Endowment is nothing to hide

Last year Northwestern’s endowment grew to $4.2 billion, making it the 14th largest endowment in the country. But as the old saying goes – it’s not the size that matters, it’s how you use it.

The board of trustees invests NU’s endowment behind closed doors, and students want to know where that money is being invested. In order to protect their investment strategy, the board is unable to fully disclose the amounts and recipients of their investments. But, it’s unfair for students to be completely excluded from the board’s investment decisions, which may have political and ethical implications.

For three years the Students for Economic Justice has been lobbying to create an advisory committee to make recommendations to the board. Other universities have successfully worked with similar institutions. In 2005 a committee of students successfully recommended that Stanford divest in companies with ties to the genocidal Sudanese government.

Who reaps the benefit of NU’s sizable endowment? Are alumni donations being used to exploit child labor, squash human rights and line the pockets of the Bush administration? Once again, silence from the university allows student imaginations to run wild. The truth is probably far more mundane, but the public will never know.

Administrators have responded to SEJ’s lobbying with cautious optimism, but NU needs to take a more active role in involving students in investment decisions.
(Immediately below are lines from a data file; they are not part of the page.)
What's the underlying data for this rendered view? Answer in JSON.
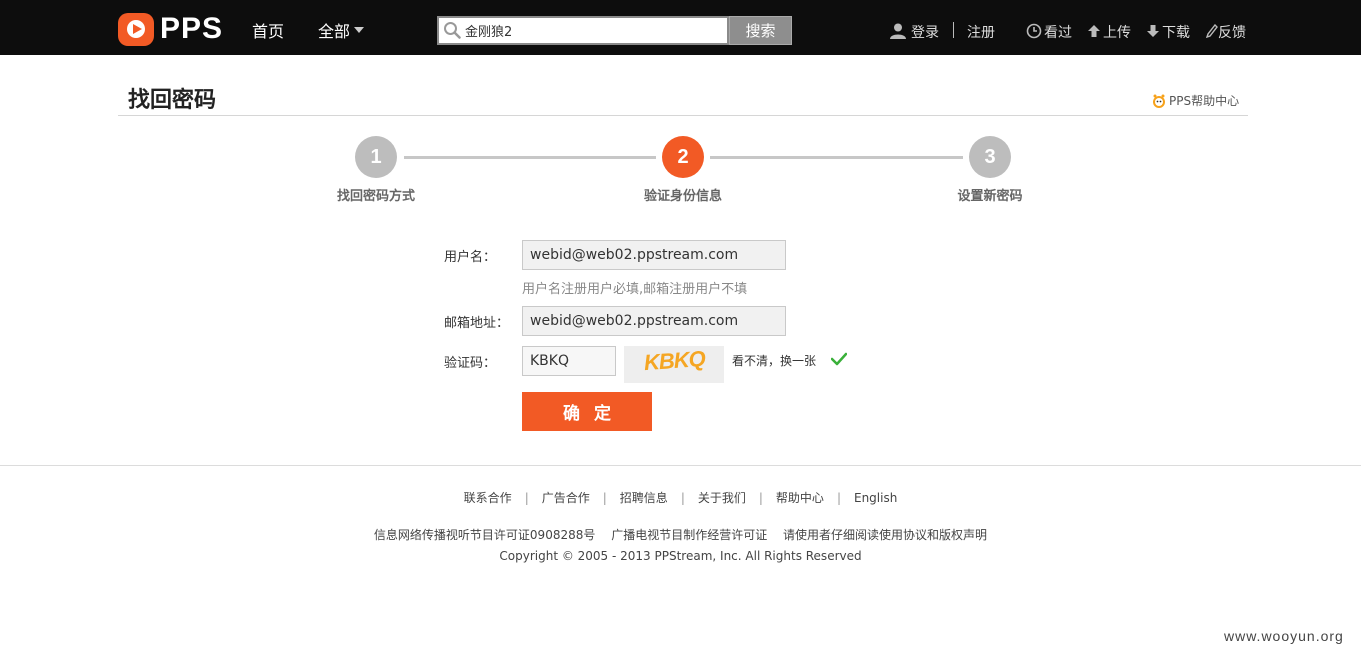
{
  "header": {
    "logo_text": "PPS",
    "nav": {
      "home": "首页",
      "all": "全部"
    },
    "search": {
      "value": "金刚狼2",
      "button": "搜索"
    },
    "user": {
      "login": "登录",
      "register": "注册"
    },
    "tools": {
      "history": "看过",
      "upload": "上传",
      "download": "下载",
      "feedback": "反馈"
    }
  },
  "page": {
    "title": "找回密码",
    "help_center": "PPS帮助中心"
  },
  "steps": [
    {
      "number": "1",
      "label": "找回密码方式",
      "active": false
    },
    {
      "number": "2",
      "label": "验证身份信息",
      "active": true
    },
    {
      "number": "3",
      "label": "设置新密码",
      "active": false
    }
  ],
  "form": {
    "username_label": "用户名：",
    "username_value": "webid@web02.ppstream.com",
    "username_hint": "用户名注册用户必填,邮箱注册用户不填",
    "email_label": "邮箱地址：",
    "email_value": "webid@web02.ppstream.com",
    "captcha_label": "验证码：",
    "captcha_value": "KBKQ",
    "captcha_image_text": "KBKQ",
    "refresh_link": "看不清，换一张",
    "submit": "确定"
  },
  "footer": {
    "links": [
      "联系合作",
      "广告合作",
      "招聘信息",
      "关于我们",
      "帮助中心",
      "English"
    ],
    "licenses": [
      "信息网络传播视听节目许可证0908288号",
      "广播电视节目制作经营许可证",
      "请使用者仔细阅读使用协议和版权声明"
    ],
    "copyright": "Copyright © 2005 - 2013 PPStream, Inc. All Rights Reserved"
  },
  "watermark": "www.wooyun.org",
  "colors": {
    "accent": "#f25a25",
    "header_bg": "#0d0d0d",
    "step_inactive": "#bdbdbd",
    "check": "#3ab03a"
  }
}
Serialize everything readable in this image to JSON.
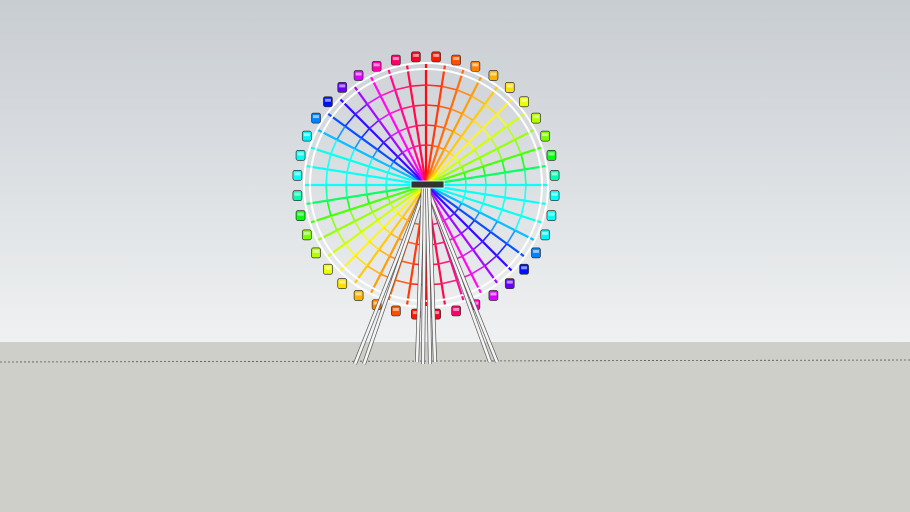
{
  "scene": {
    "sky_top": "#c8cdd2",
    "sky_horizon": "#eff1f2",
    "ground": "#cfcfca",
    "horizon_line": "#555555",
    "rim_color": "#ffffff",
    "leg_color": "#f4f4f4",
    "gondola_count": 40,
    "hub_label_color": "#222222"
  }
}
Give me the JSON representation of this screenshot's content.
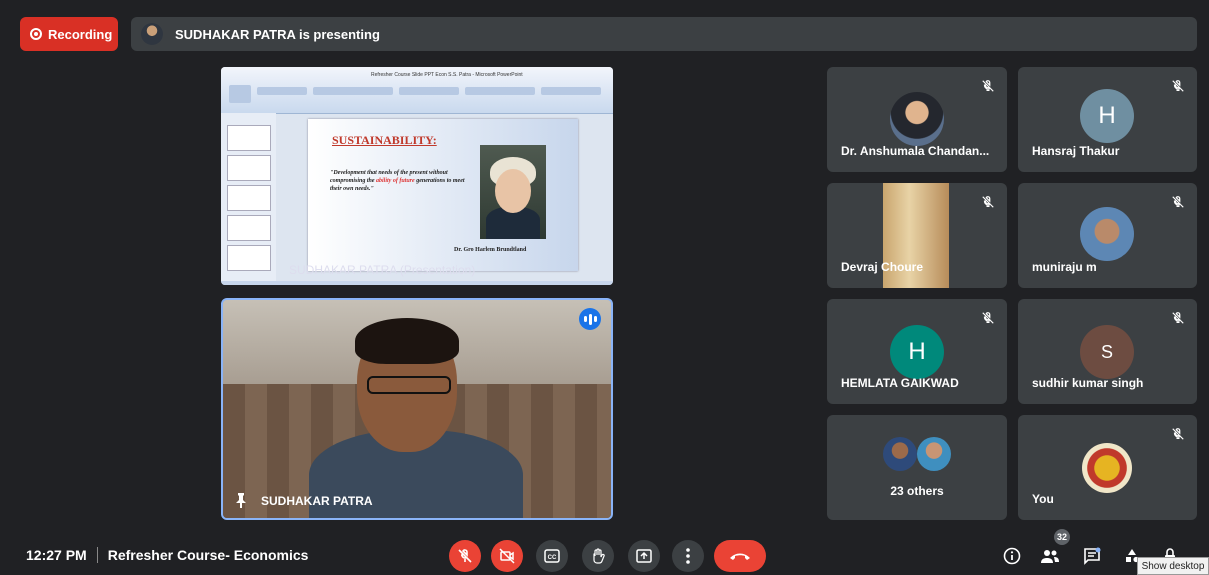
{
  "recording": {
    "label": "Recording"
  },
  "presenting_banner": {
    "text": "SUDHAKAR PATRA is presenting"
  },
  "presentation": {
    "slide_title": "SUSTAINABILITY:",
    "quote_part1": "\"Development that needs of the present without compromising the ",
    "quote_red": "ability of future",
    "quote_part2": " generations to meet their own needs.\"",
    "caption": "Dr. Gro Harlem Brundtland",
    "tile_label": "SUDHAKAR PATRA (Presentation)",
    "app_title": "Refresher Course Slide PPT Econ S.S. Patra - Microsoft PowerPoint"
  },
  "speaker": {
    "name": "SUDHAKAR PATRA"
  },
  "participants": [
    {
      "name": "Dr. Anshumala Chandan..."
    },
    {
      "name": "Hansraj Thakur",
      "initial": "H",
      "color": "#6f8fa1"
    },
    {
      "name": "Devraj Choure"
    },
    {
      "name": "muniraju m"
    },
    {
      "name": "HEMLATA GAIKWAD",
      "initial": "H",
      "color": "#00897b"
    },
    {
      "name": "sudhir kumar singh",
      "initial": "S",
      "color": "#6d4c41"
    },
    {
      "name": "23 others"
    },
    {
      "name": "You"
    }
  ],
  "meeting": {
    "time": "12:27 PM",
    "title": "Refresher Course- Economics"
  },
  "people_count": "32",
  "tooltip": "Show desktop"
}
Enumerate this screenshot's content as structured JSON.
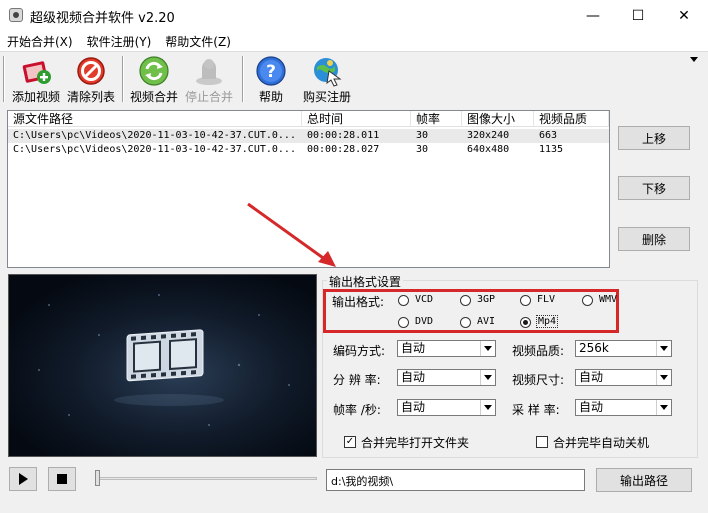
{
  "window": {
    "title": "超级视频合并软件 v2.20",
    "minimize_glyph": "—",
    "maximize_glyph": "☐",
    "close_glyph": "✕"
  },
  "menu": [
    "开始合并(X)",
    "软件注册(Y)",
    "帮助文件(Z)"
  ],
  "toolbar": {
    "add_video": "添加视频",
    "clear_list": "清除列表",
    "merge_video": "视频合并",
    "stop_merge": "停止合并",
    "help": "帮助",
    "buy": "购买注册"
  },
  "file_list": {
    "columns": [
      "源文件路径",
      "总时间",
      "帧率",
      "图像大小",
      "视频品质"
    ],
    "rows": [
      {
        "path": "C:\\Users\\pc\\Videos\\2020-11-03-10-42-37.CUT.0...",
        "duration": "00:00:28.011",
        "fps": "30",
        "size": "320x240",
        "quality": "663"
      },
      {
        "path": "C:\\Users\\pc\\Videos\\2020-11-03-10-42-37.CUT.0...",
        "duration": "00:00:28.027",
        "fps": "30",
        "size": "640x480",
        "quality": "1135"
      }
    ]
  },
  "side_buttons": {
    "move_up": "上移",
    "move_down": "下移",
    "delete": "删除"
  },
  "output": {
    "group_title": "输出格式设置",
    "format_label": "输出格式:",
    "formats": [
      "VCD",
      "3GP",
      "FLV",
      "WMV",
      "DVD",
      "AVI",
      "Mp4"
    ],
    "selected_format": "Mp4",
    "encoding": {
      "label": "编码方式:",
      "value": "自动"
    },
    "quality": {
      "label": "视频品质:",
      "value": "256k"
    },
    "resolution": {
      "label": "分 辨 率:",
      "value": "自动"
    },
    "video_size": {
      "label": "视频尺寸:",
      "value": "自动"
    },
    "framerate": {
      "label": "帧率 /秒:",
      "value": "自动"
    },
    "sample_rate": {
      "label": "采 样 率:",
      "value": "自动"
    },
    "open_folder": {
      "label": "合并完毕打开文件夹",
      "checked": true
    },
    "auto_shutdown": {
      "label": "合并完毕自动关机",
      "checked": false
    }
  },
  "bottom": {
    "output_path_value": "d:\\我的视频\\",
    "output_path_button": "输出路径"
  },
  "colors": {
    "annotation_red": "#d62828",
    "panel_bg": "#f0f0f0"
  },
  "icons": {
    "add_video": "add-film-icon",
    "clear_list": "no-entry-icon",
    "merge_video": "recycle-icon",
    "stop_merge": "stop-icon",
    "help": "question-icon",
    "buy": "globe-cursor-icon"
  }
}
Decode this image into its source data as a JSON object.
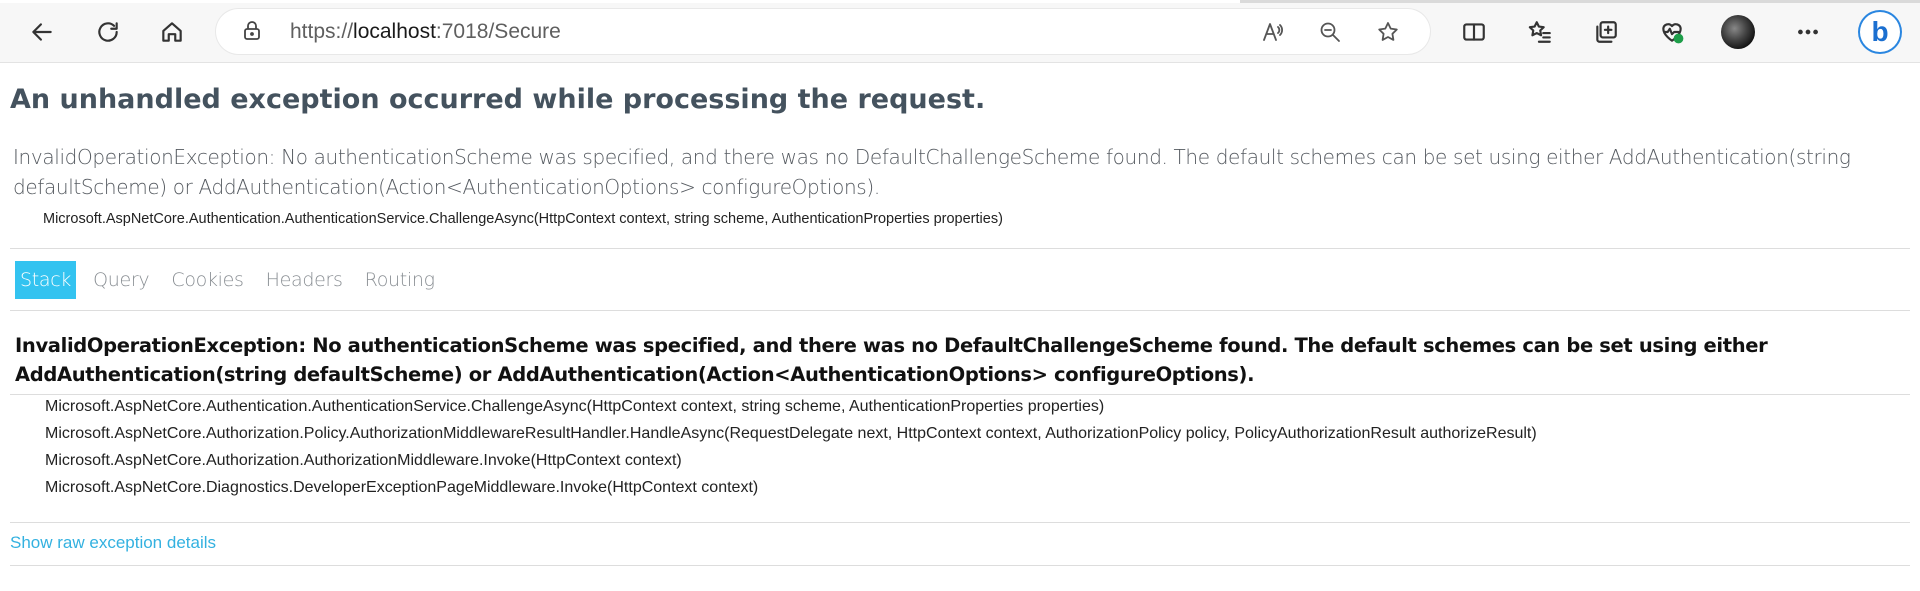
{
  "browser": {
    "url_prefix": "https://",
    "url_host": "localhost",
    "url_path": ":7018/Secure",
    "icons": {
      "back": "arrow-left-icon",
      "refresh": "refresh-icon",
      "home": "home-icon",
      "lock": "lock-icon",
      "read_aloud": "read-aloud-icon",
      "zoom_out": "zoom-out-icon",
      "favorite": "star-icon",
      "split_screen": "split-screen-icon",
      "favorites": "favorites-list-icon",
      "collections": "collections-icon",
      "health": "browser-essentials-icon",
      "profile": "profile-avatar-icon",
      "more": "more-dots-icon",
      "bing": "bing-copilot-icon"
    },
    "bing_glyph": "b"
  },
  "error": {
    "heading": "An unhandled exception occurred while processing the request.",
    "title_line": "InvalidOperationException: No authenticationScheme was specified, and there was no DefaultChallengeScheme found. The default schemes can be set using either AddAuthentication(string defaultScheme) or AddAuthentication(Action<AuthenticationOptions> configureOptions).",
    "location": "Microsoft.AspNetCore.Authentication.AuthenticationService.ChallengeAsync(HttpContext context, string scheme, AuthenticationProperties properties)"
  },
  "tabs": [
    {
      "label": "Stack",
      "selected": true
    },
    {
      "label": "Query",
      "selected": false
    },
    {
      "label": "Cookies",
      "selected": false
    },
    {
      "label": "Headers",
      "selected": false
    },
    {
      "label": "Routing",
      "selected": false
    }
  ],
  "stack": {
    "title": "InvalidOperationException: No authenticationScheme was specified, and there was no DefaultChallengeScheme found. The default schemes can be set using either AddAuthentication(string defaultScheme) or AddAuthentication(Action<AuthenticationOptions> configureOptions).",
    "frames": [
      "Microsoft.AspNetCore.Authentication.AuthenticationService.ChallengeAsync(HttpContext context, string scheme, AuthenticationProperties properties)",
      "Microsoft.AspNetCore.Authorization.Policy.AuthorizationMiddlewareResultHandler.HandleAsync(RequestDelegate next, HttpContext context, AuthorizationPolicy policy, PolicyAuthorizationResult authorizeResult)",
      "Microsoft.AspNetCore.Authorization.AuthorizationMiddleware.Invoke(HttpContext context)",
      "Microsoft.AspNetCore.Diagnostics.DeveloperExceptionPageMiddleware.Invoke(HttpContext context)"
    ],
    "raw_link": "Show raw exception details"
  },
  "colors": {
    "heading": "#44525e",
    "tab_selected_bg": "#33c3f0",
    "link": "#33b1e0"
  }
}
Student activism will never be as fast or as efficient as a mandate from above.

Students have an important stake in the University’s $4.2 dollar endowment. It’s time to give them a say in where that money goes.